**Work task:** Where a line holds the word "Nebenkosten", copy it from the records.

Web page and app entries:

.....

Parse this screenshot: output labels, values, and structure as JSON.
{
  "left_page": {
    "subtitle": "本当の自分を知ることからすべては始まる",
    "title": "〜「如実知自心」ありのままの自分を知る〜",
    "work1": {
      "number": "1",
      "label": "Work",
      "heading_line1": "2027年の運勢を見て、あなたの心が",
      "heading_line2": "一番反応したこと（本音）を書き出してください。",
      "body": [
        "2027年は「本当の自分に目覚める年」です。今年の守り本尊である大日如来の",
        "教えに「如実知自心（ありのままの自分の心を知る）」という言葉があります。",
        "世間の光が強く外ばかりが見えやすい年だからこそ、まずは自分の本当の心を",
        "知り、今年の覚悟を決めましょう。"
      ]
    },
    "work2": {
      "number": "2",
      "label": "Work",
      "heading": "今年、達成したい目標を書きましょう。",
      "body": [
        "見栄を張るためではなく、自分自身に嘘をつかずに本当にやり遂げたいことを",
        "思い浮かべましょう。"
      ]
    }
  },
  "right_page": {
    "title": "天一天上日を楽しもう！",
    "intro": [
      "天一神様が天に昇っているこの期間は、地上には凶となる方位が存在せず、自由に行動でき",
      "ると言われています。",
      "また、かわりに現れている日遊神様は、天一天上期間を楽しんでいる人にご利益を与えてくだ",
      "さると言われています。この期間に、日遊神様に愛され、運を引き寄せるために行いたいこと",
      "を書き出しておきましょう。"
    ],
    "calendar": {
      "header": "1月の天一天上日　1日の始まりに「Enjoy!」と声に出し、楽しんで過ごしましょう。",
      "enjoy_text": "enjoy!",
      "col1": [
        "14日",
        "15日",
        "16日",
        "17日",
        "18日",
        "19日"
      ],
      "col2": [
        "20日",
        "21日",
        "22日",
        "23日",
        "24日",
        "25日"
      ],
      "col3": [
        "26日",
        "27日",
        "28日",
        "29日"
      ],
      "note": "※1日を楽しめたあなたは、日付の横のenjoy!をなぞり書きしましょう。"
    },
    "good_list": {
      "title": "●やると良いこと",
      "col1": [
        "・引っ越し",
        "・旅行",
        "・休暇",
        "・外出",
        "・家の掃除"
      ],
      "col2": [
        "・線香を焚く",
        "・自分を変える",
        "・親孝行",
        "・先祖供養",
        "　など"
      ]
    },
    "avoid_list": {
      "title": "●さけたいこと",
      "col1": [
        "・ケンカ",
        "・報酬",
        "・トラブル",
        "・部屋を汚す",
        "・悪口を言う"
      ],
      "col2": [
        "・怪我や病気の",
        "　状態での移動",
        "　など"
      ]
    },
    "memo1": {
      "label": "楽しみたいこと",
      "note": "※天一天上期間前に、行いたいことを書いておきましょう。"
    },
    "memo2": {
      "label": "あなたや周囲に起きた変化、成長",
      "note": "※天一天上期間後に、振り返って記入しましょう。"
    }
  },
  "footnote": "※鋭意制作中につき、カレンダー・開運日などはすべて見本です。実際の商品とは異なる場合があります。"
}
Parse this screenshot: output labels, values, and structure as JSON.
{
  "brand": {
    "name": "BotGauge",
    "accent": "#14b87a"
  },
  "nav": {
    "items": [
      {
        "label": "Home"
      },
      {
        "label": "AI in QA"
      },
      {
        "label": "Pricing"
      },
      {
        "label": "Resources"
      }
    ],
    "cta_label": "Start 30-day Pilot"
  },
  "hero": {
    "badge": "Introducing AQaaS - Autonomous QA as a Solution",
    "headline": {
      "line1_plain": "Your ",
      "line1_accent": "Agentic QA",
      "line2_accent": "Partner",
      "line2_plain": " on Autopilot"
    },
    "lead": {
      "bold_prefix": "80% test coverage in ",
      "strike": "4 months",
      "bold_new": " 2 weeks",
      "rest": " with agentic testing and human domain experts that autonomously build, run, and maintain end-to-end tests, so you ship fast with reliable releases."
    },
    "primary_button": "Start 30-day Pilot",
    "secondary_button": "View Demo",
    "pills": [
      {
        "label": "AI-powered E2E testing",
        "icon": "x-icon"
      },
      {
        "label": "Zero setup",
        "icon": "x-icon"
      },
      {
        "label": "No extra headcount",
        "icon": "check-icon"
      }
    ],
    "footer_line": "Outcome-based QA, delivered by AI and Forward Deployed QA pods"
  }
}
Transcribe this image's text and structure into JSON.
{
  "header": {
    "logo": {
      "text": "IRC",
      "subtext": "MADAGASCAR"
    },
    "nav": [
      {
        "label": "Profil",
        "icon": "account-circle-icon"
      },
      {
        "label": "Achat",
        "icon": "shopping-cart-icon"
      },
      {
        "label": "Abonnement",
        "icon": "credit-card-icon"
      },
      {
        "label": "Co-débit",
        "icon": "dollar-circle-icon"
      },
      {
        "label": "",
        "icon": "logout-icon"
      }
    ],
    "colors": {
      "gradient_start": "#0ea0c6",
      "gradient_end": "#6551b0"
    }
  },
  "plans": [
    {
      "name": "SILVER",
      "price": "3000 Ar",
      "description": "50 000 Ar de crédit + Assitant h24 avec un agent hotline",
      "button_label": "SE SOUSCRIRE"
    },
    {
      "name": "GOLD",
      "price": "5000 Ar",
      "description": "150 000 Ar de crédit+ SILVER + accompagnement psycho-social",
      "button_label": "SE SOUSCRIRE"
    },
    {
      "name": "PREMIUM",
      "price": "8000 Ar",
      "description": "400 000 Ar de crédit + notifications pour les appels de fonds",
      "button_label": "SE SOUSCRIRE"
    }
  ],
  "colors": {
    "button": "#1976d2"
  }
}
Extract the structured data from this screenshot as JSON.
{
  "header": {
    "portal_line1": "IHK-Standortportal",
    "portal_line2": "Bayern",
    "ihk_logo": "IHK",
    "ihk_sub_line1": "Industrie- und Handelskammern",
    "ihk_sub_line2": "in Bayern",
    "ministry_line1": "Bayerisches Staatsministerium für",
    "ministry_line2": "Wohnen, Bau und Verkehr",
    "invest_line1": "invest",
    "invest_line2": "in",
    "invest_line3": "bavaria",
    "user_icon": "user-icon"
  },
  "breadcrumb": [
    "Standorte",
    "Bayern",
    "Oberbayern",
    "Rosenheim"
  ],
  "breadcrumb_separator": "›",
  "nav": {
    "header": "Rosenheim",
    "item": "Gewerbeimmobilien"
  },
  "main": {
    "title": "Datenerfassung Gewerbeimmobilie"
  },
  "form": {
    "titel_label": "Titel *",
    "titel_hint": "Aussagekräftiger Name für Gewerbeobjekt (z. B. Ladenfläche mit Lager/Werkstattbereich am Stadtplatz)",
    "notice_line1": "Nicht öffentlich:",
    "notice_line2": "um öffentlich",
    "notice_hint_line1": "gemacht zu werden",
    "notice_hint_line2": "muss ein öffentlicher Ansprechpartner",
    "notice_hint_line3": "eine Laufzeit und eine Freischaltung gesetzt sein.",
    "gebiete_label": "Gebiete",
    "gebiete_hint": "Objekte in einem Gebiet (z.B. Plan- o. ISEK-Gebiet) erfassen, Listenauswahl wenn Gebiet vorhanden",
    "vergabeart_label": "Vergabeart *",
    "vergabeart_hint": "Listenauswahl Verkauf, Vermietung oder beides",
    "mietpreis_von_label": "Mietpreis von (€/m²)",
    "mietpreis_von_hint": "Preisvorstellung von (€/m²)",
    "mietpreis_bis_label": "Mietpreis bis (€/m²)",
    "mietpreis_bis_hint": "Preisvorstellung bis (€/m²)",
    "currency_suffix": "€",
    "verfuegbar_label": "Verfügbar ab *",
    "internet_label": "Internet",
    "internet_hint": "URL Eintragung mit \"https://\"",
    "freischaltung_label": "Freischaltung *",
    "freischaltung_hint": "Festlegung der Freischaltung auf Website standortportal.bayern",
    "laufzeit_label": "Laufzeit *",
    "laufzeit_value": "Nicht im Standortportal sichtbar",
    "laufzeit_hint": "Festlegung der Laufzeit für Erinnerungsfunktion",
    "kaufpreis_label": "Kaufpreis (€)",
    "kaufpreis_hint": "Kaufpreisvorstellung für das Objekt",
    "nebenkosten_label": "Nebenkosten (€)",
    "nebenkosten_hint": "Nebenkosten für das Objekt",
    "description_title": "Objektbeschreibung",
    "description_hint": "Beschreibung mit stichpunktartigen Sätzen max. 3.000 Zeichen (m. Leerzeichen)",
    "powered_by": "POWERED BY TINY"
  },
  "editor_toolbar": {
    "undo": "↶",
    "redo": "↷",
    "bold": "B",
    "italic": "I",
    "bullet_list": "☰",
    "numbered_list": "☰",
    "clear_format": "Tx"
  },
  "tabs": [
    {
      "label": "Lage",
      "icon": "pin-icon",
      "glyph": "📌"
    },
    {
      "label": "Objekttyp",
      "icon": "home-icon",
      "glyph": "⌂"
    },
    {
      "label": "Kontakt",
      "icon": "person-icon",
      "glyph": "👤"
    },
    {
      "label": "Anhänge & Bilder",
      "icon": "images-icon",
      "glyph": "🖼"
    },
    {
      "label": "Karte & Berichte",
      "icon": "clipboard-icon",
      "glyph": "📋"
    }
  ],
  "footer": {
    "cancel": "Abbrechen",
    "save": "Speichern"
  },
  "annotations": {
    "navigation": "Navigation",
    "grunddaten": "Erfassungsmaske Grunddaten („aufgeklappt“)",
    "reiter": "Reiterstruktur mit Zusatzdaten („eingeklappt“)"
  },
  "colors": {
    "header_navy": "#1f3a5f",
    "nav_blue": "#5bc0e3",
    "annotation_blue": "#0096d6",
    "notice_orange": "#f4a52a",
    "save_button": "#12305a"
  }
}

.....

**Answer space:**
    "nebenkosten_label": "Nebenkosten (€)",
    "nebenkosten_hint": "Nebenkosten für das Objekt",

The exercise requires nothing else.